* Interface dataset entries:
--- START ---
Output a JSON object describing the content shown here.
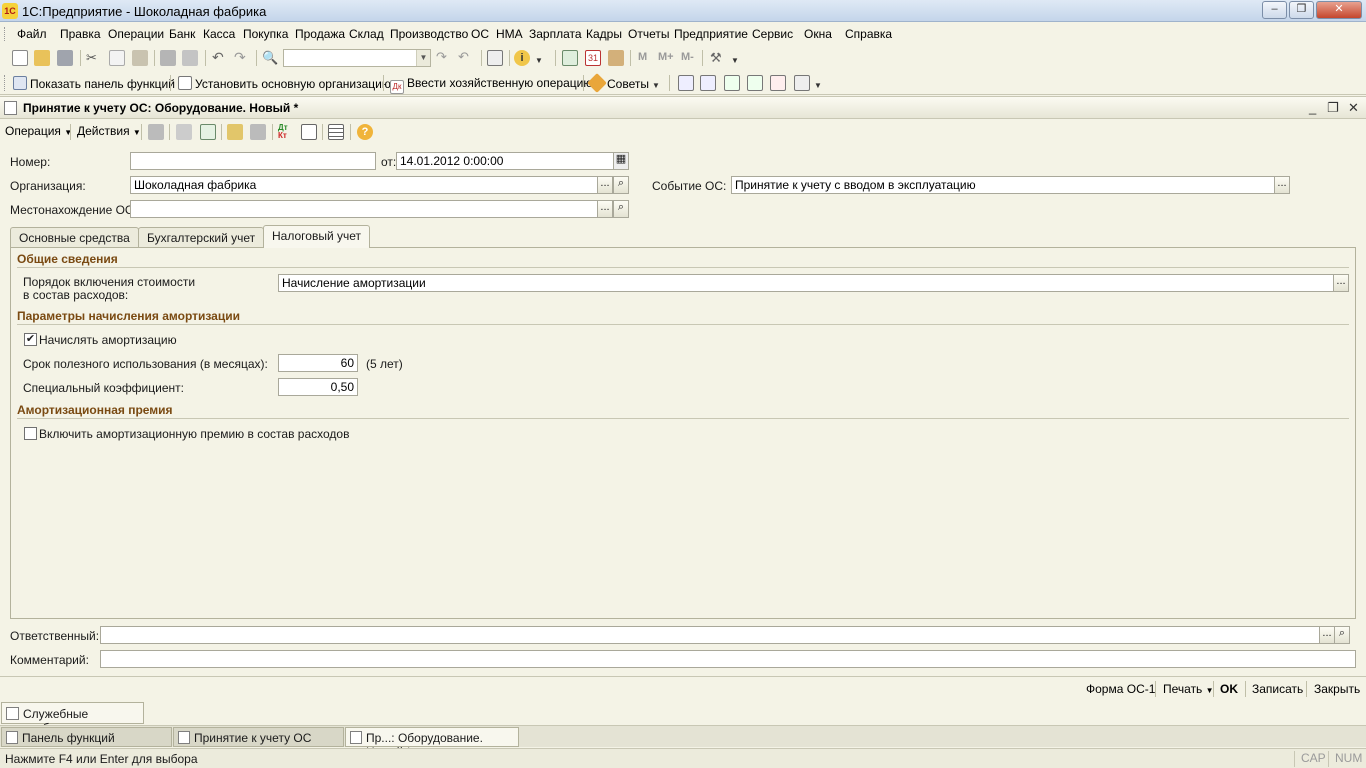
{
  "app": {
    "title": "1С:Предприятие - Шоколадная фабрика",
    "icon_text": "1С"
  },
  "menu": [
    "Файл",
    "Правка",
    "Операции",
    "Банк",
    "Касса",
    "Покупка",
    "Продажа",
    "Склад",
    "Производство",
    "ОС",
    "НМА",
    "Зарплата",
    "Кадры",
    "Отчеты",
    "Предприятие",
    "Сервис",
    "Окна",
    "Справка"
  ],
  "toolbar1": {
    "m_labels": [
      "M",
      "M+",
      "M-"
    ]
  },
  "toolbar2": {
    "show_panel": "Показать панель функций",
    "set_org": "Установить основную организацию",
    "enter_op": "Ввести хозяйственную операцию",
    "tips": "Советы"
  },
  "document": {
    "title": "Принятие к учету ОС: Оборудование. Новый *",
    "toolbar": {
      "operation": "Операция",
      "actions": "Действия"
    },
    "fields": {
      "number_label": "Номер:",
      "number_value": "",
      "date_label": "от:",
      "date_value": "14.01.2012  0:00:00",
      "org_label": "Организация:",
      "org_value": "Шоколадная фабрика",
      "event_label": "Событие ОС:",
      "event_value": "Принятие к учету с вводом в эксплуатацию",
      "location_label": "Местонахождение ОС:",
      "location_value": ""
    },
    "tabs": [
      "Основные средства",
      "Бухгалтерский учет",
      "Налоговый учет"
    ],
    "active_tab": "Налоговый учет",
    "tax": {
      "general_title": "Общие сведения",
      "cost_order_label_1": "Порядок включения стоимости",
      "cost_order_label_2": "в состав расходов:",
      "cost_order_value": "Начисление амортизации",
      "params_title": "Параметры начисления амортизации",
      "accrue_label": "Начислять амортизацию",
      "accrue_checked": true,
      "useful_life_label": "Срок полезного использования (в месяцах):",
      "useful_life_value": "60",
      "useful_life_years": "(5 лет)",
      "coef_label": "Специальный коэффициент:",
      "coef_value": "0,50",
      "premium_title": "Амортизационная премия",
      "premium_label": "Включить амортизационную премию в состав расходов",
      "premium_checked": false
    },
    "responsible_label": "Ответственный:",
    "responsible_value": "",
    "comment_label": "Комментарий:",
    "comment_value": "",
    "footer": {
      "form": "Форма ОС-1",
      "print": "Печать",
      "ok": "OK",
      "save": "Записать",
      "close": "Закрыть"
    }
  },
  "service_messages": "Служебные сообщения",
  "window_tabs": [
    "Панель функций",
    "Принятие к учету ОС",
    "Пр...: Оборудование. Новый *"
  ],
  "status": {
    "text": "Нажмите F4 или Enter для выбора",
    "cap": "CAP",
    "num": "NUM"
  }
}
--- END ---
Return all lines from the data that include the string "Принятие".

    "title": "Принятие к учету ОС: Оборудование. Новый *",
      "event_value": "Принятие к учету с вводом в эксплуатацию",
    "Принятие к учету ОС",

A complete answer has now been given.